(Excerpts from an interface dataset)
((
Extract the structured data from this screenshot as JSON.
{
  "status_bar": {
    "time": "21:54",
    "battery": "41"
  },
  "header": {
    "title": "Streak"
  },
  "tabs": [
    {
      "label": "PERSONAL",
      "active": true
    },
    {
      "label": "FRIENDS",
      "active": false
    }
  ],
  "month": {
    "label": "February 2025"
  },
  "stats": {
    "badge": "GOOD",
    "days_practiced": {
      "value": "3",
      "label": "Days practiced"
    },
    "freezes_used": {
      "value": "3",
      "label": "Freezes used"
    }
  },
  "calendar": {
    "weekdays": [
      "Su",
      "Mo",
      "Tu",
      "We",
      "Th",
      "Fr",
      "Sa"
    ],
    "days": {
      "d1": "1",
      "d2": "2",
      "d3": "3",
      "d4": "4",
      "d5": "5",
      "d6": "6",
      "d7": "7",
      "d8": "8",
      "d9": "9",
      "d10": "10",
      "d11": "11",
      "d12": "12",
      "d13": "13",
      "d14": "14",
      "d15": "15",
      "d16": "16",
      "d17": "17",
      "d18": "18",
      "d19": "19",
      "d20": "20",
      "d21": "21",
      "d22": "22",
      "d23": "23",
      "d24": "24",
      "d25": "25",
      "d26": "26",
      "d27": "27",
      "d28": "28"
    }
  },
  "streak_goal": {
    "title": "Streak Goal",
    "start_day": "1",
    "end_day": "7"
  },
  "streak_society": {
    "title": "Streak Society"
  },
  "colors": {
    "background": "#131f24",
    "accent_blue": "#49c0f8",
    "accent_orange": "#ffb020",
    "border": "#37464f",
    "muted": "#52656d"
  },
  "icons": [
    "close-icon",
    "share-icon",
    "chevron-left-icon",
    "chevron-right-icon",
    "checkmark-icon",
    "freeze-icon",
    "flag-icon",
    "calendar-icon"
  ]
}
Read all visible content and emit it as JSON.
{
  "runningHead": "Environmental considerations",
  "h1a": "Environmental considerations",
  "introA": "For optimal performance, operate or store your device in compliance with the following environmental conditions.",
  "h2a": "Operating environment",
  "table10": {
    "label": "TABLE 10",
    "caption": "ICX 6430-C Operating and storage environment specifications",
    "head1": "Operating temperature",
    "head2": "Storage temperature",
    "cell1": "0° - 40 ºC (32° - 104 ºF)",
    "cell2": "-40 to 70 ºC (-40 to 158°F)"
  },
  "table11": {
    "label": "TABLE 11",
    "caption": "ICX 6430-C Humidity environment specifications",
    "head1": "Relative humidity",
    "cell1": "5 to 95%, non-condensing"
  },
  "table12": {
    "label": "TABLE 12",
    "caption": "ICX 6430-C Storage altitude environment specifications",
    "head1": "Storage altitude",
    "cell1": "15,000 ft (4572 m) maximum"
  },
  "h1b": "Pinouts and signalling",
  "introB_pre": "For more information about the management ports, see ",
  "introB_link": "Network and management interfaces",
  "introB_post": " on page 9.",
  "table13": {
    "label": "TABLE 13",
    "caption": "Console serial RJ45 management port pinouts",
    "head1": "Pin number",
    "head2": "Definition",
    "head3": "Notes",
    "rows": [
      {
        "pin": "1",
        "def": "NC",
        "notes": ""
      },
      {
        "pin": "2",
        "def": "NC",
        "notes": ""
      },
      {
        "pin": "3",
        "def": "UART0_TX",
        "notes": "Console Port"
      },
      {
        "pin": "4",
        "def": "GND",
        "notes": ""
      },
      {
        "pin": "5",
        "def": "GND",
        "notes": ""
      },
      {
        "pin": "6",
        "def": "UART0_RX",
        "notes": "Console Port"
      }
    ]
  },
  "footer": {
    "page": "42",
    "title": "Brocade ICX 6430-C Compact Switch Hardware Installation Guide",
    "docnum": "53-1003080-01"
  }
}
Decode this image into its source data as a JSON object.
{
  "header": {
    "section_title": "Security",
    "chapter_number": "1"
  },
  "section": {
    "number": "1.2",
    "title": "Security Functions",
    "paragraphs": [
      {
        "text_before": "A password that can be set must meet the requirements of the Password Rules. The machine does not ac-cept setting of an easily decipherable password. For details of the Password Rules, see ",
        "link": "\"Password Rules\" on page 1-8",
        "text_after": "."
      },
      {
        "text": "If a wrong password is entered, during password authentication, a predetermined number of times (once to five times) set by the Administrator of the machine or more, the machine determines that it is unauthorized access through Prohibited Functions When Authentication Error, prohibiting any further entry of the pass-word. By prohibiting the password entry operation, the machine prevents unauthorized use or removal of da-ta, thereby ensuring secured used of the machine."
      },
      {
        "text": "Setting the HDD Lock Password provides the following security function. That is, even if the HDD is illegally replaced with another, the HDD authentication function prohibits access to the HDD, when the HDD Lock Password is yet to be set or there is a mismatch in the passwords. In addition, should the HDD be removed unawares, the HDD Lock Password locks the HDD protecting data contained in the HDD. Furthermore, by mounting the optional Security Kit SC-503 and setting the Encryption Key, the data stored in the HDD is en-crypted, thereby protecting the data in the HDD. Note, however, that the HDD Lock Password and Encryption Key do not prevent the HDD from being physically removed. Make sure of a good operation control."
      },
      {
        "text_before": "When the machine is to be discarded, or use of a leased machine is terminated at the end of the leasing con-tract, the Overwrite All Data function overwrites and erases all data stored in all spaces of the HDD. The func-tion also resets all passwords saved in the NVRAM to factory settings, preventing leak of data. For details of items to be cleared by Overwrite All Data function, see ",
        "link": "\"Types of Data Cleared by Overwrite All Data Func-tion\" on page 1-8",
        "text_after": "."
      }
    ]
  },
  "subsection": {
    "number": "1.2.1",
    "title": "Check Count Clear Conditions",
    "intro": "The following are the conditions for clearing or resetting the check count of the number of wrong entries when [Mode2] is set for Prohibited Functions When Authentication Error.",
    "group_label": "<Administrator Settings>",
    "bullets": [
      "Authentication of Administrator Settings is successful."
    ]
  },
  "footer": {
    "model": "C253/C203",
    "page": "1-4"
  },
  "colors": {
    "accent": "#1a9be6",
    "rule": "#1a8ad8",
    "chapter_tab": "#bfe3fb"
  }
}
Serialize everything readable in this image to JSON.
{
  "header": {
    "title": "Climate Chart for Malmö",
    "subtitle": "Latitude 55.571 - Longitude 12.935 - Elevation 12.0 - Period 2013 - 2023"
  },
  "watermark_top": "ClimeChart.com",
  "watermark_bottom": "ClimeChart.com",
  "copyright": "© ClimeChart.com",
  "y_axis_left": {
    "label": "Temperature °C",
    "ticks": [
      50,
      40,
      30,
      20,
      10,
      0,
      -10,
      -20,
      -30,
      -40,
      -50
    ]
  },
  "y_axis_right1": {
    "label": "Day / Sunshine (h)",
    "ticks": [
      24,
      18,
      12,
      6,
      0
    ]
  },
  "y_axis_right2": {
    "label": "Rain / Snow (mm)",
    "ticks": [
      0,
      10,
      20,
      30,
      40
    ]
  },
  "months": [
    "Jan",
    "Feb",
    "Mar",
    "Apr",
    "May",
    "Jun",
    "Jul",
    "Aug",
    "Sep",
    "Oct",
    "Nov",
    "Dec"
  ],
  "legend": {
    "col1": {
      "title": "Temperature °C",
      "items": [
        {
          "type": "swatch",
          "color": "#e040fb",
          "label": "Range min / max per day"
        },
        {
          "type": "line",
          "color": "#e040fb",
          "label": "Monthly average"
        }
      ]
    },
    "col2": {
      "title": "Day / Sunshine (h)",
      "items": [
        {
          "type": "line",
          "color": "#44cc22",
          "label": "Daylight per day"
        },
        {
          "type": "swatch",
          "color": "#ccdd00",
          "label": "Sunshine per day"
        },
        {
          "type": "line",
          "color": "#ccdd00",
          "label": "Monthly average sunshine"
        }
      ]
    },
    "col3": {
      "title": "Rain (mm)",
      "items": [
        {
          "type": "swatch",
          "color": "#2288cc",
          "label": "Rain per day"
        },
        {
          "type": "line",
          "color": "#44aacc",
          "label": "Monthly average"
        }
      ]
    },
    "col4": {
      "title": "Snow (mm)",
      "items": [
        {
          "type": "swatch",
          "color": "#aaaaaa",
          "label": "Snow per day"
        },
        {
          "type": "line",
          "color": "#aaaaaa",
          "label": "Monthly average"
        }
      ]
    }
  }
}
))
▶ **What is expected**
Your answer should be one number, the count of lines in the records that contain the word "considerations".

▶ **Expected answer**
2